* Task details *
Would you repeat the listing below exactly, with no pictures in it?
(Listed records)
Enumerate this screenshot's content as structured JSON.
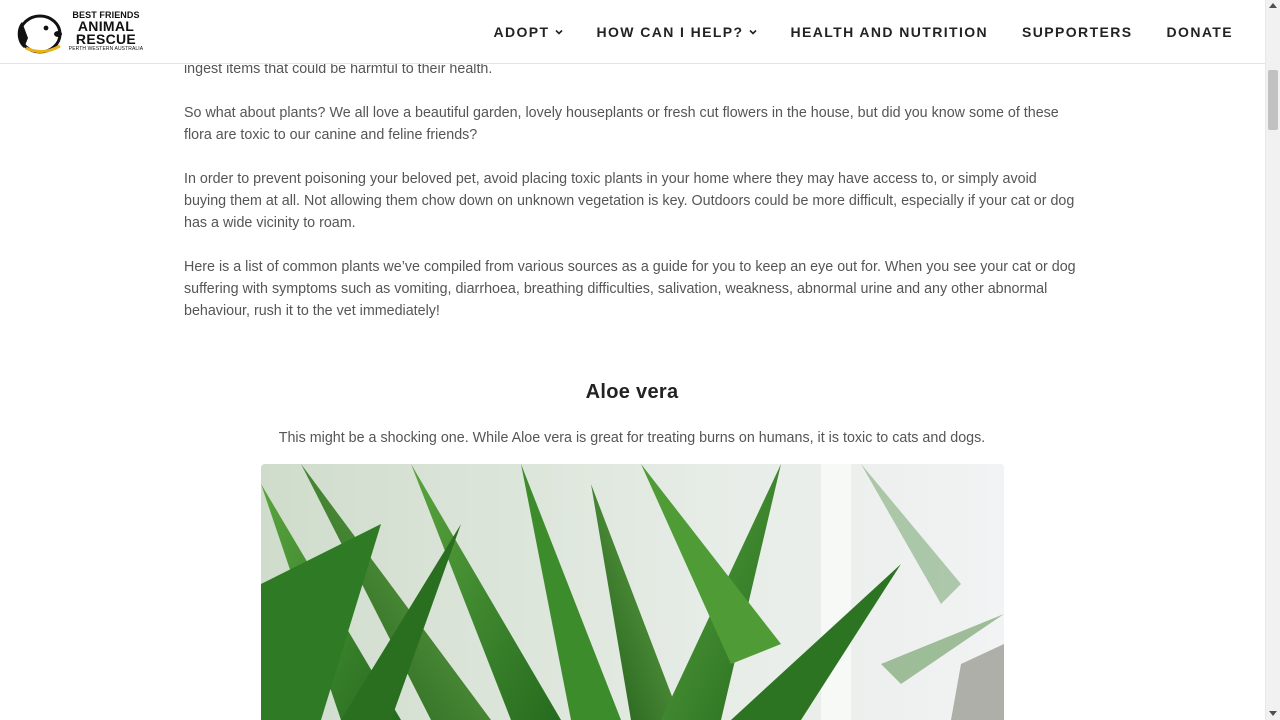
{
  "brand": {
    "line1": "BEST FRIENDS",
    "line2": "ANIMAL",
    "line3": "RESCUE",
    "line4": "PERTH WESTERN AUSTRALIA",
    "logo_icon": "dog-head-icon"
  },
  "nav": {
    "items": [
      {
        "label": "ADOPT",
        "has_dropdown": true
      },
      {
        "label": "HOW CAN I HELP?",
        "has_dropdown": true
      },
      {
        "label": "HEALTH AND NUTRITION",
        "has_dropdown": false
      },
      {
        "label": "SUPPORTERS",
        "has_dropdown": false
      },
      {
        "label": "DONATE",
        "has_dropdown": false
      }
    ]
  },
  "article": {
    "paragraphs": [
      "ingest items that could be harmful to their health.",
      "So what about plants? We all love a beautiful garden, lovely houseplants or fresh cut flowers in the house, but did you know some of these flora are toxic to our canine and feline friends?",
      "In order to prevent poisoning your beloved pet, avoid placing toxic plants in your home where they may have access to, or simply avoid buying them at all. Not allowing them chow down on unknown vegetation is key. Outdoors could be more difficult, especially if your cat or dog has a wide vicinity to roam.",
      "Here is a list of common plants we’ve compiled from various sources as a guide for you to keep an eye out for. When you see your cat or dog suffering with symptoms such as vomiting, diarrhoea, breathing difficulties, salivation, weakness, abnormal urine and any other abnormal behaviour, rush it to the vet immediately!"
    ]
  },
  "plant": {
    "title": "Aloe vera",
    "description": "This might be a shocking one. While Aloe vera is great for treating burns on humans, it is toxic to cats and dogs."
  },
  "colors": {
    "text": "#555555",
    "heading": "#222222",
    "nav_text": "#222222",
    "plant_green": "#3f8a2c"
  }
}
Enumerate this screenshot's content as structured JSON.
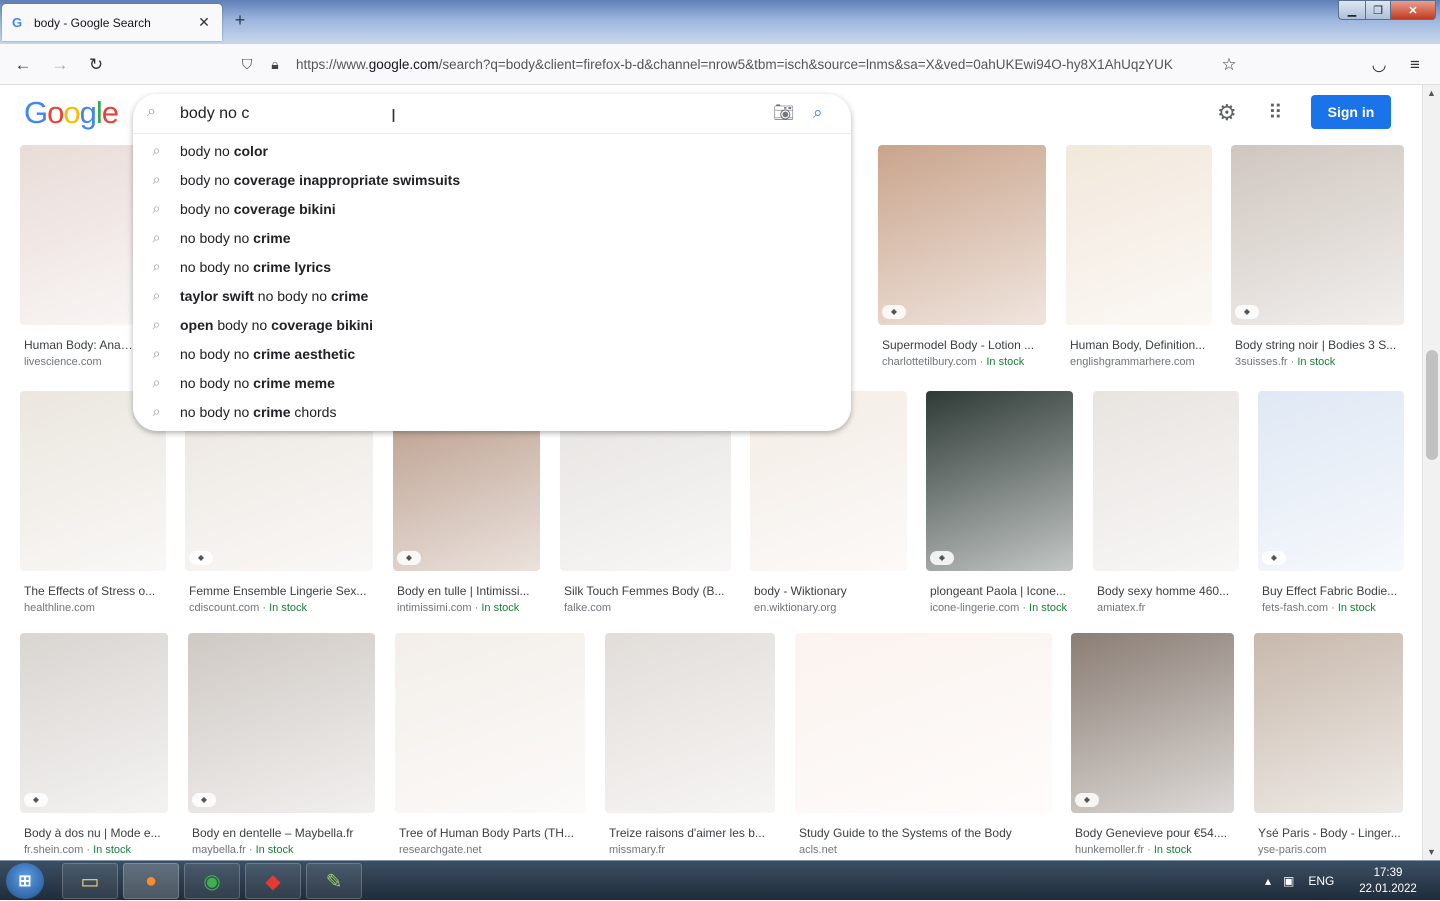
{
  "browser": {
    "tab_title": "body - Google Search",
    "tab_favicon": "G",
    "new_tab_symbol": "+",
    "close_symbol": "✕",
    "url_prefix": "https://www.",
    "url_domain": "google.com",
    "url_rest": "/search?q=body&client=firefox-b-d&channel=nrow5&tbm=isch&source=lnms&sa=X&ved=0ahUKEwi94O-hy8X1AhUqzYUK"
  },
  "google": {
    "logo_letters": [
      "G",
      "o",
      "o",
      "g",
      "l",
      "e"
    ],
    "logo_colors": [
      "#4285f4",
      "#ea4335",
      "#fbbc05",
      "#4285f4",
      "#34a853",
      "#ea4335"
    ],
    "sign_in": "Sign in"
  },
  "search": {
    "query": "body no c",
    "suggestions": [
      {
        "plain": "body no ",
        "bold": "color",
        "tail": ""
      },
      {
        "plain": "body no ",
        "bold": "coverage inappropriate swimsuits",
        "tail": ""
      },
      {
        "plain": "body no ",
        "bold": "coverage bikini",
        "tail": ""
      },
      {
        "plain": "no body no ",
        "bold": "crime",
        "tail": ""
      },
      {
        "plain": "no body no ",
        "bold": "crime lyrics",
        "tail": ""
      },
      {
        "lead_bold": "taylor swift",
        "plain": " no body no ",
        "bold": "crime",
        "tail": ""
      },
      {
        "lead_bold": "open",
        "plain": " body no ",
        "bold": "coverage bikini",
        "tail": ""
      },
      {
        "plain": "no body no ",
        "bold": "crime aesthetic",
        "tail": ""
      },
      {
        "plain": "no body no ",
        "bold": "crime meme",
        "tail": ""
      },
      {
        "plain": "no body no ",
        "bold": "crime ",
        "tail": "chords"
      }
    ]
  },
  "results": {
    "in_stock_label": "In stock",
    "row1": [
      {
        "caption": "Human Body: Anatomy",
        "source": "livescience.com",
        "stock": false,
        "tag": false,
        "color": "#e9dcd8"
      },
      {
        "caption": "Supermodel Body - Lotion ...",
        "source": "charlottetilbury.com",
        "stock": true,
        "tag": true,
        "color": "#c9a48c"
      },
      {
        "caption": "Human Body, Definition...",
        "source": "englishgrammarhere.com",
        "stock": false,
        "tag": false,
        "color": "#f2e8dc"
      },
      {
        "caption": "Body string noir | Bodies 3 S...",
        "source": "3suisses.fr",
        "stock": true,
        "tag": true,
        "color": "#cfc6bf"
      }
    ],
    "row2": [
      {
        "caption": "The Effects of Stress o...",
        "source": "healthline.com",
        "stock": false,
        "tag": false,
        "color": "#ebe6df"
      },
      {
        "caption": "Femme Ensemble Lingerie Sex...",
        "source": "cdiscount.com",
        "stock": true,
        "tag": true,
        "color": "#ece6e0"
      },
      {
        "caption": "Body en tulle | Intimissi...",
        "source": "intimissimi.com",
        "stock": true,
        "tag": true,
        "color": "#b89a88"
      },
      {
        "caption": "Silk Touch Femmes Body (B...",
        "source": "falke.com",
        "stock": false,
        "tag": false,
        "color": "#e6e3e0"
      },
      {
        "caption": "body - Wiktionary",
        "source": "en.wiktionary.org",
        "stock": false,
        "tag": false,
        "color": "#f4ece6"
      },
      {
        "caption": "plongeant Paola | Icone...",
        "source": "icone-lingerie.com",
        "stock": true,
        "tag": true,
        "color": "#2e3a36"
      },
      {
        "caption": "Body sexy homme 460...",
        "source": "amiatex.fr",
        "stock": false,
        "tag": false,
        "color": "#e8e4e0"
      },
      {
        "caption": "Buy Effect Fabric Bodie...",
        "source": "fets-fash.com",
        "stock": true,
        "tag": true,
        "color": "#dfe8f4"
      }
    ],
    "row3": [
      {
        "caption": "Body à dos nu | Mode e...",
        "source": "fr.shein.com",
        "stock": true,
        "tag": true,
        "color": "#d9d5d1"
      },
      {
        "caption": "Body en dentelle – Maybella.fr",
        "source": "maybella.fr",
        "stock": true,
        "tag": true,
        "color": "#cfc9c4"
      },
      {
        "caption": "Tree of Human Body Parts (TH...",
        "source": "researchgate.net",
        "stock": false,
        "tag": false,
        "color": "#f3eee9"
      },
      {
        "caption": "Treize raisons d'aimer les b...",
        "source": "missmary.fr",
        "stock": false,
        "tag": false,
        "color": "#e2ddd9"
      },
      {
        "caption": "Study Guide to the Systems of the Body",
        "source": "acls.net",
        "stock": false,
        "tag": false,
        "color": "#fbf3ef"
      },
      {
        "caption": "Body Genevieve pour €54....",
        "source": "hunkemoller.fr",
        "stock": true,
        "tag": true,
        "color": "#8a7d74"
      },
      {
        "caption": "Ysé Paris - Body - Linger...",
        "source": "yse-paris.com",
        "stock": false,
        "tag": false,
        "color": "#c7b8ab"
      }
    ]
  },
  "taskbar": {
    "language": "ENG",
    "time": "17:39",
    "date": "22.01.2022"
  }
}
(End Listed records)
* Worked solution *
Enumerate this screenshot's content as structured JSON.
{
  "brand": {
    "line1": "BEST FRIENDS",
    "line2": "ANIMAL",
    "line3": "RESCUE",
    "line4": "PERTH WESTERN AUSTRALIA",
    "logo_icon": "dog-head-icon"
  },
  "nav": {
    "items": [
      {
        "label": "ADOPT",
        "has_dropdown": true
      },
      {
        "label": "HOW CAN I HELP?",
        "has_dropdown": true
      },
      {
        "label": "HEALTH AND NUTRITION",
        "has_dropdown": false
      },
      {
        "label": "SUPPORTERS",
        "has_dropdown": false
      },
      {
        "label": "DONATE",
        "has_dropdown": false
      }
    ]
  },
  "article": {
    "paragraphs": [
      "ingest items that could be harmful to their health.",
      "So what about plants? We all love a beautiful garden, lovely houseplants or fresh cut flowers in the house, but did you know some of these flora are toxic to our canine and feline friends?",
      "In order to prevent poisoning your beloved pet, avoid placing toxic plants in your home where they may have access to, or simply avoid buying them at all. Not allowing them chow down on unknown vegetation is key. Outdoors could be more difficult, especially if your cat or dog has a wide vicinity to roam.",
      "Here is a list of common plants we’ve compiled from various sources as a guide for you to keep an eye out for. When you see your cat or dog suffering with symptoms such as vomiting, diarrhoea, breathing difficulties, salivation, weakness, abnormal urine and any other abnormal behaviour, rush it to the vet immediately!"
    ]
  },
  "plant": {
    "title": "Aloe vera",
    "description": "This might be a shocking one. While Aloe vera is great for treating burns on humans, it is toxic to cats and dogs."
  },
  "colors": {
    "text": "#555555",
    "heading": "#222222",
    "nav_text": "#222222",
    "plant_green": "#3f8a2c"
  }
}
Enumerate this screenshot's content as structured JSON.
{
  "browser": {
    "tab_title": "body - Google Search",
    "tab_favicon": "G",
    "new_tab_symbol": "+",
    "close_symbol": "✕",
    "url_prefix": "https://www.",
    "url_domain": "google.com",
    "url_rest": "/search?q=body&client=firefox-b-d&channel=nrow5&tbm=isch&source=lnms&sa=X&ved=0ahUKEwi94O-hy8X1AhUqzYUK"
  },
  "google": {
    "logo_letters": [
      "G",
      "o",
      "o",
      "g",
      "l",
      "e"
    ],
    "logo_colors": [
      "#4285f4",
      "#ea4335",
      "#fbbc05",
      "#4285f4",
      "#34a853",
      "#ea4335"
    ],
    "sign_in": "Sign in"
  },
  "search": {
    "query": "body no c",
    "suggestions": [
      {
        "plain": "body no ",
        "bold": "color",
        "tail": ""
      },
      {
        "plain": "body no ",
        "bold": "coverage inappropriate swimsuits",
        "tail": ""
      },
      {
        "plain": "body no ",
        "bold": "coverage bikini",
        "tail": ""
      },
      {
        "plain": "no body no ",
        "bold": "crime",
        "tail": ""
      },
      {
        "plain": "no body no ",
        "bold": "crime lyrics",
        "tail": ""
      },
      {
        "lead_bold": "taylor swift",
        "plain": " no body no ",
        "bold": "crime",
        "tail": ""
      },
      {
        "lead_bold": "open",
        "plain": " body no ",
        "bold": "coverage bikini",
        "tail": ""
      },
      {
        "plain": "no body no ",
        "bold": "crime aesthetic",
        "tail": ""
      },
      {
        "plain": "no body no ",
        "bold": "crime meme",
        "tail": ""
      },
      {
        "plain": "no body no ",
        "bold": "crime ",
        "tail": "chords"
      }
    ]
  },
  "results": {
    "in_stock_label": "In stock",
    "row1": [
      {
        "caption": "Human Body: Anatomy",
        "source": "livescience.com",
        "stock": false,
        "tag": false,
        "color": "#e9dcd8"
      },
      {
        "caption": "Supermodel Body - Lotion ...",
        "source": "charlottetilbury.com",
        "stock": true,
        "tag": true,
        "color": "#c9a48c"
      },
      {
        "caption": "Human Body, Definition...",
        "source": "englishgrammarhere.com",
        "stock": false,
        "tag": false,
        "color": "#f2e8dc"
      },
      {
        "caption": "Body string noir | Bodies 3 S...",
        "source": "3suisses.fr",
        "stock": true,
        "tag": true,
        "color": "#cfc6bf"
      }
    ],
    "row2": [
      {
        "caption": "The Effects of Stress o...",
        "source": "healthline.com",
        "stock": false,
        "tag": false,
        "color": "#ebe6df"
      },
      {
        "caption": "Femme Ensemble Lingerie Sex...",
        "source": "cdiscount.com",
        "stock": true,
        "tag": true,
        "color": "#ece6e0"
      },
      {
        "caption": "Body en tulle | Intimissi...",
        "source": "intimissimi.com",
        "stock": true,
        "tag": true,
        "color": "#b89a88"
      },
      {
        "caption": "Silk Touch Femmes Body (B...",
        "source": "falke.com",
        "stock": false,
        "tag": false,
        "color": "#e6e3e0"
      },
      {
        "caption": "body - Wiktionary",
        "source": "en.wiktionary.org",
        "stock": false,
        "tag": false,
        "color": "#f4ece6"
      },
      {
        "caption": "plongeant Paola | Icone...",
        "source": "icone-lingerie.com",
        "stock": true,
        "tag": true,
        "color": "#2e3a36"
      },
      {
        "caption": "Body sexy homme 460...",
        "source": "amiatex.fr",
        "stock": false,
        "tag": false,
        "color": "#e8e4e0"
      },
      {
        "caption": "Buy Effect Fabric Bodie...",
        "source": "fets-fash.com",
        "stock": true,
        "tag": true,
        "color": "#dfe8f4"
      }
    ],
    "row3": [
      {
        "caption": "Body à dos nu | Mode e...",
        "source": "fr.shein.com",
        "stock": true,
        "tag": true,
        "color": "#d9d5d1"
      },
      {
        "caption": "Body en dentelle – Maybella.fr",
        "source": "maybella.fr",
        "stock": true,
        "tag": true,
        "color": "#cfc9c4"
      },
      {
        "caption": "Tree of Human Body Parts (TH...",
        "source": "researchgate.net",
        "stock": false,
        "tag": false,
        "color": "#f3eee9"
      },
      {
        "caption": "Treize raisons d'aimer les b...",
        "source": "missmary.fr",
        "stock": false,
        "tag": false,
        "color": "#e2ddd9"
      },
      {
        "caption": "Study Guide to the Systems of the Body",
        "source": "acls.net",
        "stock": false,
        "tag": false,
        "color": "#fbf3ef"
      },
      {
        "caption": "Body Genevieve pour €54....",
        "source": "hunkemoller.fr",
        "stock": true,
        "tag": true,
        "color": "#8a7d74"
      },
      {
        "caption": "Ysé Paris - Body - Linger...",
        "source": "yse-paris.com",
        "stock": false,
        "tag": false,
        "color": "#c7b8ab"
      }
    ]
  },
  "taskbar": {
    "language": "ENG",
    "time": "17:39",
    "date": "22.01.2022"
  }
}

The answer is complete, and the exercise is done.